With new festival director and charming Belgian Lieven Bertels at the helm, there was always going to be a different feel to the Sydney Festival when the programme was launched in late October. There had been hints at a more esoteric festival with the already-announced shows David Byrne and St Vincent, Semele Walk, Archie Roach and Urban. And when the full programme was revealed at a gala feast at Town Hall, there was a smorgasbord (ahem) of treats laid out to keep us frothing with anticipation. Here are some of our picks:
Some in the media have turned the "no opening night" thing into a massive whinge-fest, but look closer: Day One of the Sydney Festival will this year be a huge all-day affair with some very quirky offerings indeed. It begins with Fun Run, which sees a bloke named 'Humphrey' completing a marathon on a stage in Hyde Park, accompanied by DJs, pyrotechnics and his dance troupe, 'Haus D Humps'. Then a giant rubber ducky will be towed into Darling Harbour (of course). And finally, Sharon Jones and the Dap-Kings are joined by a cast of soul legends for a free concert in the Domain.
Plenty to get excited about here, lovers of sitting in the dark – and there's an international flair to it all: Neil Armfield's hugely anticipated staging of Kate Grenville's The Secret River for the STC; the Royal Shakespeare Company's The Rape of Lucrece; Eraritjaritjaka from Switzerland's Theatre Vidy-Lausanne; Kuwait's look at the Arab Spring, In the Eruptive Mode; New Zealand-Fijian-Brit love story Masi; and Murder, which features puppets and is based on Nick Cave's Murder Ballads. For something lighter, there's also the STC's School Dance and The Blind Date Project, which sees Bojana Novakovic (love her!) set up on blind dates with different actors each night for some splendidly awkward improv.
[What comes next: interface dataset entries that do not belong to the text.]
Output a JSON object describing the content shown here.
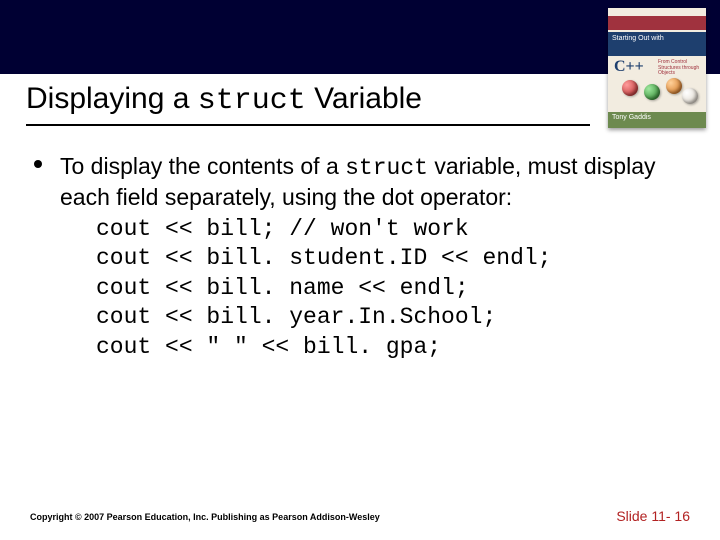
{
  "title": {
    "pre": "Displaying a ",
    "code": "struct",
    "post": " Variable"
  },
  "bullet": {
    "p1a": "To display the contents of a ",
    "p1code": "struct",
    "p1b": " variable, must display each field separately, using the dot operator:"
  },
  "code": {
    "l1": "cout << bill; // won't work",
    "l2": "cout << bill. student.ID << endl;",
    "l3": "cout << bill. name << endl;",
    "l4": "cout << bill. year.In.School;",
    "l5": "cout << \" \" << bill. gpa;"
  },
  "footer": {
    "copyright": "Copyright © 2007 Pearson Education, Inc. Publishing as Pearson Addison-Wesley",
    "slide": "Slide 11- 16"
  },
  "book": {
    "series": "Starting Out with",
    "lang": "C++",
    "sub": "From Control Structures through Objects",
    "author": "Tony Gaddis"
  }
}
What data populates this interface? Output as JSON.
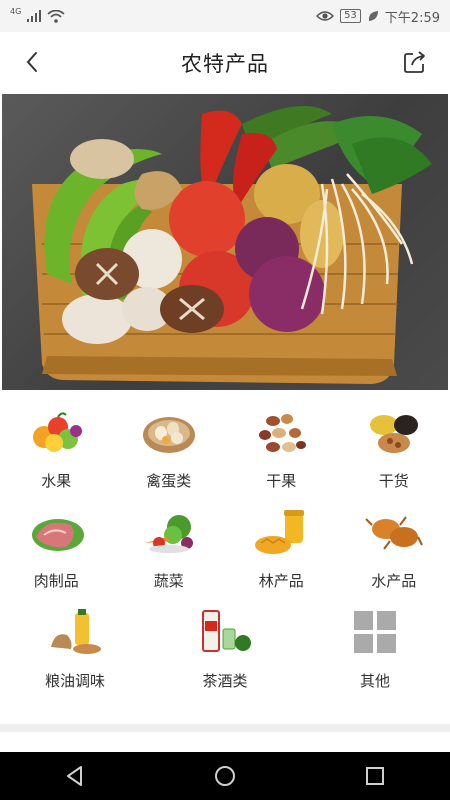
{
  "status_bar": {
    "network": "4G",
    "battery": "53",
    "time": "下午2:59"
  },
  "header": {
    "title": "农特产品",
    "back_icon": "back-arrow-icon",
    "share_icon": "share-icon"
  },
  "categories": [
    {
      "label": "水果",
      "icon": "fruit-icon"
    },
    {
      "label": "禽蛋类",
      "icon": "eggs-icon"
    },
    {
      "label": "干果",
      "icon": "nuts-icon"
    },
    {
      "label": "干货",
      "icon": "dried-goods-icon"
    },
    {
      "label": "肉制品",
      "icon": "meat-icon"
    },
    {
      "label": "蔬菜",
      "icon": "vegetables-icon"
    },
    {
      "label": "林产品",
      "icon": "honey-icon"
    },
    {
      "label": "水产品",
      "icon": "seafood-icon"
    },
    {
      "label": "粮油调味",
      "icon": "grain-oil-icon"
    },
    {
      "label": "茶酒类",
      "icon": "tea-liquor-icon"
    },
    {
      "label": "其他",
      "icon": "grid-other-icon"
    }
  ],
  "colors": {
    "background": "#ffffff",
    "statusbar": "#f4f4f4",
    "navbar": "#000000"
  }
}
If you like a bit of a challenge, or you just like to swing your booty around like a wind-blown pendant light, Bertels is catering for you: Rian is the work of Irish company Fabulous Beast combines traditional Irish movement with West African influences, while Sacre – The Right of Spring sees hunchbacked dancer Raimund Hoghe mirrored by a strapping young mover in a show that taps into ideas of likeness, trust and desire. But our pick is definitely Concrete and Bone Sessions, in which skaters and BMXers create a 'dance' show at Dulwich Hill Skate Park.
On the music front, it's hard to go past the Sydney Symphony and Sydney Philharmonica playing the soundtrack to 2001: A Space Odyssey live during a screening of Kubrick's great film. But there are treats beyond that too: David Byrne and St Vincent, Mercury nominee Lianne La Havas, Archie Roach and Brooklyn darling Sharon Van Etten.
Even the hardcorest opera fans find traditional Chinese opera a tough sit, but we're assured that pleasures abound in the two traditional operas heading to Sydney as part of the festival: The Peony Pavilion and The Jade Hairpin. For something a touch more traditional, Spanish company La Fura Dels Baus presents Verdi's A Masked Ball in association with Opera Australia. Then there's the Vivienne Westwood-costumed Semele Walk, of course.
Festival in the Garden
The Famous Spiegeltent is back, naturally, and there will be treats aplenty inside: circus, vaudeville and eroticism in Cantina, Frank Woodley and Simon Yates pairing up for quiet comedy Inside and party-starter Hot Dub Time Machine.
Time Out's interview with Lieven Bertels.
Time Out's pick of the best homegrown shows at this year's Sydney Festival.